FAA LTR: THE FAA'S INVESTIGATION INTO THE USE OF DISCRETE TRANSPONDER CODES DISCLOSED THAT THE ASSIGNING OF DISCRETE TRANSPONDER CODES IN THIS SITUATION COULD LEAD PILOTS INTO BELIEVING THEY ARE RECEIVING A SERVICE THAT THE CONTROLLER MAY NOT BE ABLE TO PROVIDE. IN ADDITION, THE ASSIGNING OF DISCRETE TRANSPONDER CODES FROM TAKEOFF COULD ENCOURAGE DEPARTING TRAFFIC TO EXPEDITE CHANGING TO AN AIR TRAFFIC CONTROL FREQUENCY AND NOT MONITORING THE COMMON TRAFFIC ADVISORY FREQUENCY (CTAF) FOR AIRPORT ADVISORIES, WHICH IN OUR OPINION IS MORE IMPORTANT. ENCLOSED FOR THE BOARD'S INFORMATION IS A COPY OF AN INTERNAL FAA MEMORANDUM, DATED NOVEMBER 7, 1984. THIS MEMORANDUM WAS SENT TO ALL REGIONAL FLIGHT STANDARDS DIVISION MANAGERS REQUESTING THAT THEIR PRINCIPAL OPERATIONS INSPECTORS REVIEW AIR CARRIER OPERATIONS BULLETIN NO. 8-78-3, TO ENSURE THAT THEIR CARRIERS' TRAINING PROGRAMS, OPERATIONS MANUALS, AND/OR BULLETINS STRESS THE IMPORTANCE OF MAINTAINING EXTERNAL VIGILANCE.

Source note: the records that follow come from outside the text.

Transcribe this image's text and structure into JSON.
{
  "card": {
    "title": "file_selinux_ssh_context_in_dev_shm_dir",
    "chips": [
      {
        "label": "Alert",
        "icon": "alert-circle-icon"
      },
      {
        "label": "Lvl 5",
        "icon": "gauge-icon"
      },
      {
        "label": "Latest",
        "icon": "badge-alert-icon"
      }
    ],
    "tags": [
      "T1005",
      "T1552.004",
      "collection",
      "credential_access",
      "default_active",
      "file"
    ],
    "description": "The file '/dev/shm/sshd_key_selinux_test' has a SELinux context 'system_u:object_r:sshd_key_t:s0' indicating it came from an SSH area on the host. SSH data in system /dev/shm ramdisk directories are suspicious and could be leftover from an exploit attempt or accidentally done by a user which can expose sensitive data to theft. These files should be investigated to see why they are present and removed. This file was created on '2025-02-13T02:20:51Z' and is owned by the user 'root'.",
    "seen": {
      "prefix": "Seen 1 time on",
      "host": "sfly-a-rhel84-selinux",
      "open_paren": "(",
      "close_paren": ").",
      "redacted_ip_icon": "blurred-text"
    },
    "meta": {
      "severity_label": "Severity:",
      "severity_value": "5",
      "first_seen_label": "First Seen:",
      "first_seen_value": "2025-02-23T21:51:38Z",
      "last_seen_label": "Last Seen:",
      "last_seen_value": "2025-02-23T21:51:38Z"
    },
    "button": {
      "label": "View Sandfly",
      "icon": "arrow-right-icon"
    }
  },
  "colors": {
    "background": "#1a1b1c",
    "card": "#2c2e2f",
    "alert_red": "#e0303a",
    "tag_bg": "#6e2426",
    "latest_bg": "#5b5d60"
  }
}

Strategic Plan, Performance & Accountability Reports & More
Directions to Conference Center
Web Policies & Notices
Annual Review of Aircraft